In the 1980s several breeds of rural dogs that time had passed by were in danger, in that decade the St. John’s Water Dog met extinction despite the efforts of certain people to save it. Similarly the Scotch Collies, by the 1980s were nearly gone, it was then that a few individuals who remembered these great dogs began looking for them. Erika DuBois in Canada and Richard McDuffie in the U.S. were two such individuals. Eventually a few Scotch Collie dogs were located in remote and isolated pockets, these have been crossed with closely related breeds, mostly English Shepherd and Rough Collie, to try to keep the breed alive without too much inbreeding.
Our situation today is better than it was in 1994 when Richard McDuffie bought the last four pups of the Allison line, but not a lot better. Most of the dogs produced in the past 17 years have not gone on to produce offspring, the Old-Time Scotch Collie Association has 53 dogs registered as of this writing, and many of these dogs are not even alive, so we are definitely working with a diminished gene-pool.
Please help us save this rare and amazing breed. Support the Old-Time Scotch Collie Association and give consideration to keeping and breeding Scotch Collies.
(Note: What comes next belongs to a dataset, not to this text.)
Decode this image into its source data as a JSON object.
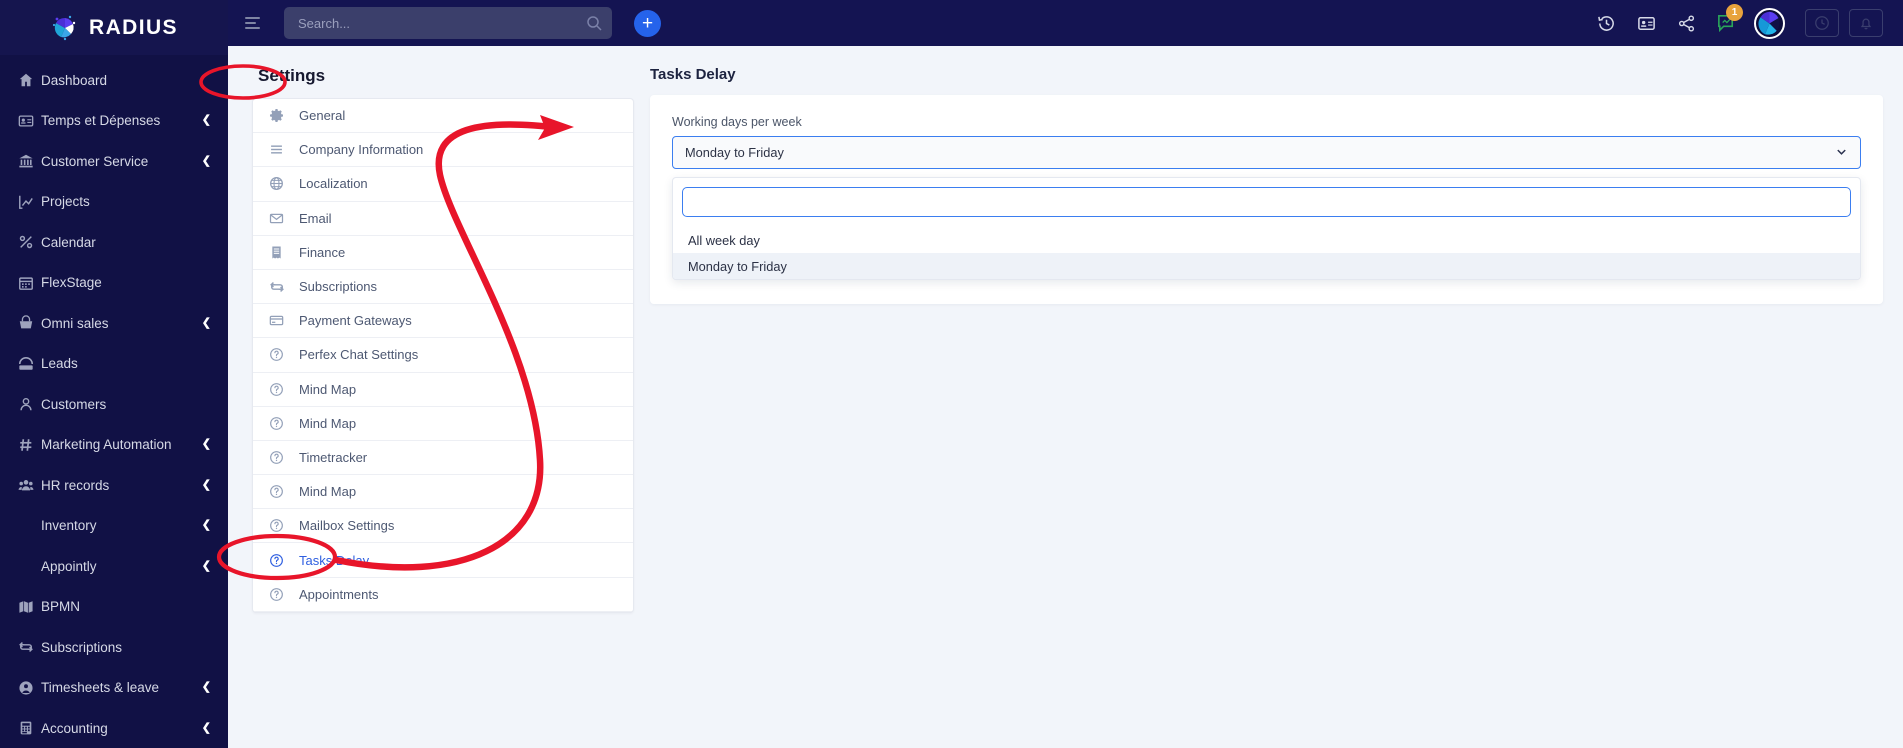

You can read a lot more about the colorful history of the Scotch Collie at www.oldtimefarmshepherd.org